Print Edition: January 25, 2012
Widespread Internet blackouts on January 18 have finally brought oppressive new internet regulation bills SOPA and PIPA (currently being tabled in U.S. Congress) into the public eye. A number of critical co-sponsors have dropped their support and President Obama has pledged to veto the bill (as it stands) should it pass through Congress. But that doesn’t mean the fight is over.
Mainstream media outlets finally took notice when Wikipedia, Reddit, and other popular domains blocked access to their content for up to 24 hours in protest of the restrictive new measures currently under consideration. SOPA, or the Stop Online Piracy Act, in its current form, would force IPs to block access to any website accused of illegally hosting or linking to copyright content. This includes content posted by users and would be especially detrimental to social networking sites like Facebook, Twitter, and YouTube. Essentially, the bill would cede control of Internet censorship in the United States over to corporations.
It makes the scope of China’s restrictive Internet policies look quaint by comparison.
Lest we Canadians think such a bill would leave us unaffected, we should keep in mind that Internet regulation is not bound by national borders. Under current legislation, Richard O’Dwyer, British webmaster of the TheTVShack, a website that did not host, but merely linked to external content, faces extradition to the U.S., where he will face up to five years in federal prison.
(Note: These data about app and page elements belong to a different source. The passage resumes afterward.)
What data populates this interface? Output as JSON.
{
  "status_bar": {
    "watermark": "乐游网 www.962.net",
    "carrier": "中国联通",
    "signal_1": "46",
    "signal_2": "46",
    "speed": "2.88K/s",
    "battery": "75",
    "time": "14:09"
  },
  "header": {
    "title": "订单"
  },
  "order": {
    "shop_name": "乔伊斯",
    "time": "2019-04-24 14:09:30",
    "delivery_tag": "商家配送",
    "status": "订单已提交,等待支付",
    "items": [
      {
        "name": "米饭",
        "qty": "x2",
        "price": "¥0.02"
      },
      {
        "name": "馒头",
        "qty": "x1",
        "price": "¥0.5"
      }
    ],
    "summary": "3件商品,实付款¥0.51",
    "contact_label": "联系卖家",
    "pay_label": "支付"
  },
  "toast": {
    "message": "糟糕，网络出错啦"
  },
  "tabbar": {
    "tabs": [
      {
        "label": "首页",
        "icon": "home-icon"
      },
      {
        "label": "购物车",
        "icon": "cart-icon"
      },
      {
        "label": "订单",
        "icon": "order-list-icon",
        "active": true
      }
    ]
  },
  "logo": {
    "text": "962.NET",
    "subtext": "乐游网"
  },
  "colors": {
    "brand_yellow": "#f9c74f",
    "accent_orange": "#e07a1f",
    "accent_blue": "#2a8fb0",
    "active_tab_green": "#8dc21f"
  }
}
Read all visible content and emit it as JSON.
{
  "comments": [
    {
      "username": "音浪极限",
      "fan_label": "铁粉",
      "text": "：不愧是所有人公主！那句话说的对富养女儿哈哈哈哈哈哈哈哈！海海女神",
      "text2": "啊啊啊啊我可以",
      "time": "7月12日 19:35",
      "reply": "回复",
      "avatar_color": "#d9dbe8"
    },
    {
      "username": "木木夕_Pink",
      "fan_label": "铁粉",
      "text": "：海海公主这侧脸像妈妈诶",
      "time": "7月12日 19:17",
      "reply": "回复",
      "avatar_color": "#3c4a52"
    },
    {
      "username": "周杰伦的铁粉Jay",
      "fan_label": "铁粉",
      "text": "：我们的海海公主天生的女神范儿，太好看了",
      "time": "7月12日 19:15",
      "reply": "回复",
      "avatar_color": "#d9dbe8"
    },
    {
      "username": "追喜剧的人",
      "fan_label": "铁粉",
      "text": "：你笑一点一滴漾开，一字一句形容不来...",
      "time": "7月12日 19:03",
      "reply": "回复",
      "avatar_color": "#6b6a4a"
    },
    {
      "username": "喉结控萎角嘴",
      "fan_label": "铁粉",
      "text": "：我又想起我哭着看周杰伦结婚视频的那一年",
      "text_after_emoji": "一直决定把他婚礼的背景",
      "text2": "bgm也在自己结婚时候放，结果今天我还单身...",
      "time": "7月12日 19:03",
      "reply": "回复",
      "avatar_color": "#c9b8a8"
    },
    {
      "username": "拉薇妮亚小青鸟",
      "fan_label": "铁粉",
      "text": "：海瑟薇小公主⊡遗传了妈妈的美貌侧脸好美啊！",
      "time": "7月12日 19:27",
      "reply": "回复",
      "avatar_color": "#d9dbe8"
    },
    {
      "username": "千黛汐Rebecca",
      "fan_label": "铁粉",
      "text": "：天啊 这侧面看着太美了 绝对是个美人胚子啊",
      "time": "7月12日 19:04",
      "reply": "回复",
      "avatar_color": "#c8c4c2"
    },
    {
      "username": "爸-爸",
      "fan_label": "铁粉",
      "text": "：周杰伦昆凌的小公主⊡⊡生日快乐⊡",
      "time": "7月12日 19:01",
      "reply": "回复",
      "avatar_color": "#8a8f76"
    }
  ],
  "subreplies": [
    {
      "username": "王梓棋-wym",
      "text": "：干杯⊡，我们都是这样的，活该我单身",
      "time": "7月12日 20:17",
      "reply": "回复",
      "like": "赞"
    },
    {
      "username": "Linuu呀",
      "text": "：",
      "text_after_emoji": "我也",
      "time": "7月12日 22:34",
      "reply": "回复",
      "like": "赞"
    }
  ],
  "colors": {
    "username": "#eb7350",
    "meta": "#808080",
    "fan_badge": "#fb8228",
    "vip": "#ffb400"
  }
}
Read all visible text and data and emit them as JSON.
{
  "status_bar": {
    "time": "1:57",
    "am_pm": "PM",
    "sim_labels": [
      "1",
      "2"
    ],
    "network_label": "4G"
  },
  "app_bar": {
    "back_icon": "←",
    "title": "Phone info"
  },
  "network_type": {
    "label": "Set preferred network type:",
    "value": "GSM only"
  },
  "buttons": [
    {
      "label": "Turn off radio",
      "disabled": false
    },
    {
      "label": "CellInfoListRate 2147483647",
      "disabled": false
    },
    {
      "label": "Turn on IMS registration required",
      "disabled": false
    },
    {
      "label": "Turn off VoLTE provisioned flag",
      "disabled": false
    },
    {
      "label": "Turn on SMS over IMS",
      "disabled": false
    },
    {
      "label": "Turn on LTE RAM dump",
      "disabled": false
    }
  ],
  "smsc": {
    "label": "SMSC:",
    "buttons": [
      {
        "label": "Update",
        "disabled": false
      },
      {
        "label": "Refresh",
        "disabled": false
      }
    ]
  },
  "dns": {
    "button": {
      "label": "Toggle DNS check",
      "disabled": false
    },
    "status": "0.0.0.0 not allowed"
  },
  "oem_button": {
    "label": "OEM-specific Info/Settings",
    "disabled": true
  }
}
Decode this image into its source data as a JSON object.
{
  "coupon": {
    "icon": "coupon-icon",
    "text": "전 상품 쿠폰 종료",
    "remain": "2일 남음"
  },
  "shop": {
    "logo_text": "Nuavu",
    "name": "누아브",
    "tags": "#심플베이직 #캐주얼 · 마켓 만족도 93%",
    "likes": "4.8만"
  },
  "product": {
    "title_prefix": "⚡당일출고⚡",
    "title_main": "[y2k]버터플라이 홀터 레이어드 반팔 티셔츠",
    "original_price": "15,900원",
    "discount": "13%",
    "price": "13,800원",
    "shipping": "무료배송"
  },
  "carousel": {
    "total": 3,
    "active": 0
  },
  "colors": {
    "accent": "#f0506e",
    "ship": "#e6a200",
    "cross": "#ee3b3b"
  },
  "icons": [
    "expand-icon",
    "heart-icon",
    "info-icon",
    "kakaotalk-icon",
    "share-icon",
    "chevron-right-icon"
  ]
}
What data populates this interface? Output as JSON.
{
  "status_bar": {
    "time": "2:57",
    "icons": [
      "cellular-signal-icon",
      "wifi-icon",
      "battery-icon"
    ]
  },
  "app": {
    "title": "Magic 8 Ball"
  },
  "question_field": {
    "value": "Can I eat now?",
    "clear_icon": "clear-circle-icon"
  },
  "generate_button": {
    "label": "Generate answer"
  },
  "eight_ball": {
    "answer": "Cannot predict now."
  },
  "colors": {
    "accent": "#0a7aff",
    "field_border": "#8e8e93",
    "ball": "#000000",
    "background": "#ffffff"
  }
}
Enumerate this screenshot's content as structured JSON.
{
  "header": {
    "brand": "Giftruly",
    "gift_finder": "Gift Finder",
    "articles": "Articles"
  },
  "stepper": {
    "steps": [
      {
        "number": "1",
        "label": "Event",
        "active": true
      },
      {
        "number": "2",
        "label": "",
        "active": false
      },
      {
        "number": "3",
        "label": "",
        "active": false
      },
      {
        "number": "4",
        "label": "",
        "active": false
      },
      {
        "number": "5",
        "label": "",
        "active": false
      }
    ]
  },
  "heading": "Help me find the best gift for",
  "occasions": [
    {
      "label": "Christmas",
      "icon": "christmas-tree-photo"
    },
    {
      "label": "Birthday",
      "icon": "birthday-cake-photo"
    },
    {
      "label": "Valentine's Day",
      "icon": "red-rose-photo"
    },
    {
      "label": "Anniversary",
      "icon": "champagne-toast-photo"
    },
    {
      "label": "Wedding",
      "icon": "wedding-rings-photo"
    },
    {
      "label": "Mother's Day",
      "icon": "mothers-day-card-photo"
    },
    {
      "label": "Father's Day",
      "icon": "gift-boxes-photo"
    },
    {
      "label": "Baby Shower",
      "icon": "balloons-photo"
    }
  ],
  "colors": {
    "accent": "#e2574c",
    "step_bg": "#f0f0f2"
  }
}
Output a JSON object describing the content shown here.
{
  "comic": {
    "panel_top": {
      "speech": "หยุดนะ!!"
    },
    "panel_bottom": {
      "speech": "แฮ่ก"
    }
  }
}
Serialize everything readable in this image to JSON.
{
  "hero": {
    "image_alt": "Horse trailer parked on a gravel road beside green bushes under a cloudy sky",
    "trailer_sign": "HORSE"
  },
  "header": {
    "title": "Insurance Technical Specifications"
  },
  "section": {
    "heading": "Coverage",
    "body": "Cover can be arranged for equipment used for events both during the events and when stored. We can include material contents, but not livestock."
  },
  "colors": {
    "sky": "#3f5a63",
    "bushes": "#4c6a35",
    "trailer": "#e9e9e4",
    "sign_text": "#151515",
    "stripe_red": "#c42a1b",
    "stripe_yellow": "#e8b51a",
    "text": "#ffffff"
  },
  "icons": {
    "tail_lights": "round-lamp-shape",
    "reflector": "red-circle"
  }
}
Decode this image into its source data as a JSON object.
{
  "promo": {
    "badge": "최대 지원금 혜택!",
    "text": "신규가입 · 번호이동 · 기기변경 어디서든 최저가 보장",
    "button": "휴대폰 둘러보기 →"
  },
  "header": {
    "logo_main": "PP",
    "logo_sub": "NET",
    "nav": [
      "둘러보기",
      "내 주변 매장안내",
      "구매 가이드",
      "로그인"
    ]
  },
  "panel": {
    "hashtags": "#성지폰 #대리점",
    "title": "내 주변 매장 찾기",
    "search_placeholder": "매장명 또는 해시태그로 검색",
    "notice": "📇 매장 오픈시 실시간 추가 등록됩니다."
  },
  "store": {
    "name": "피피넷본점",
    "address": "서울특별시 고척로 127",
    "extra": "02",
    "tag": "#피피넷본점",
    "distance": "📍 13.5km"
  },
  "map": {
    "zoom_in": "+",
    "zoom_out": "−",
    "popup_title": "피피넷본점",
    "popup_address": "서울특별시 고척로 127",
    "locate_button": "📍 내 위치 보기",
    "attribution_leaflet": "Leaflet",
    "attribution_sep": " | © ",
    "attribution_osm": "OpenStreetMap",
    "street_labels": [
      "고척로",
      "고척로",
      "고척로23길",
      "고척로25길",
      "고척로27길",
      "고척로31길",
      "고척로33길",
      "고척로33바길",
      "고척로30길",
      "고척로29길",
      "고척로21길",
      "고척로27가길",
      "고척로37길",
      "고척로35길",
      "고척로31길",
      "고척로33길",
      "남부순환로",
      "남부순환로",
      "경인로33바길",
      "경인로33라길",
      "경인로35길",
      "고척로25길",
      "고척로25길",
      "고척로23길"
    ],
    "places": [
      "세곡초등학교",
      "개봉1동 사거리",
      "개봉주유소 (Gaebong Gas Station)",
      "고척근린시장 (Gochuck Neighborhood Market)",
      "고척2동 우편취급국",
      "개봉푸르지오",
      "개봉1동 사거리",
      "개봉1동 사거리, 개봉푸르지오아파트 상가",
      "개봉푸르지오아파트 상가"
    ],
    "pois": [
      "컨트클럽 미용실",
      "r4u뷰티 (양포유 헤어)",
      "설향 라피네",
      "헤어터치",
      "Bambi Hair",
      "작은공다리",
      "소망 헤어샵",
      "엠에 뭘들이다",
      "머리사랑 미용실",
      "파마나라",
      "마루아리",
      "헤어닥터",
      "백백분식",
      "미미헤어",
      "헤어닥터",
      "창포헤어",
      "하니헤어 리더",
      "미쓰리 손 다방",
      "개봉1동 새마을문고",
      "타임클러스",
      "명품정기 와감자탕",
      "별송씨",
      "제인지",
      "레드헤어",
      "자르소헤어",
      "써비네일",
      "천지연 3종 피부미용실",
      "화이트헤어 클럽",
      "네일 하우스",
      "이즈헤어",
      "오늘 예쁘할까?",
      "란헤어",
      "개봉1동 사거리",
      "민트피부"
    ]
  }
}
SOPA and PIPA would only open the possibility of such cross-border indictments further.
And there are rumblings that the Conservatives are prepared to introduce new anti-piracy legislation that would not only make it illegal to rip your own DVDs, but provide police live access to anyone’s Internet activity without requiring a warrant.
It’s like SOPA and the Patriot Act all wrapped into one freedom-killing measure. The passage of SOPA and/or PIPA would only embolden Harper to give in to increasing pressure from U.S. media conglomerates to crack down on copyright infringers.
This is not to say that online piracy isn’t an issue worth considering, but such desperate, sweeping measures threaten to severely restrict the freedom of expression afforded by the Internet and unravel the foundation of our fastest growing economic sector.
The crux of the problem is an entertainment industry that took far too long to adapt to changes in technology. The bill has strong support from the RIAA, the film industry and half of the gaming industry. But it’s not the content creators and artists who support SOPA/PIPA: it’s the companies that profit from them who are upset that they can no longer pay artists such small kickbacks from sales.
It is true that artists working outside the system may be unlikely find the lucrative careers enjoyed by the upper echelon in years past, but many more are finding moderate success with sustainable, independent distribution models. Comedian Louis C.K.’s recent independent, digital release of his special, Live at the Beacon Theater brought in over $1 million in just 12 days. While not every artist can expect such astounding success trying to make it on his or her own, it proves a simple fact that is not sitting well with the old guard of the entertainment industry: they are no longer needed.
Record labels, movie studios and their ilk, for the most part, have not adapted to the Internet’s new model of commerce and are using the last vestiges of their dying capital to force this Luddite, anti-innovation, anti-Internet, freedom-stifling bill together so that things can go back to the way they were. But things can’t go back to the way they were. These companies have made themselves irrelevant by refusing to adapt.
The big question is whether U.S. lawmakers will give in to the tremendous pressure from corporate lobbyists, or listen to what the people and creators would like to see – it is, after all, their work that’s being “pirated.”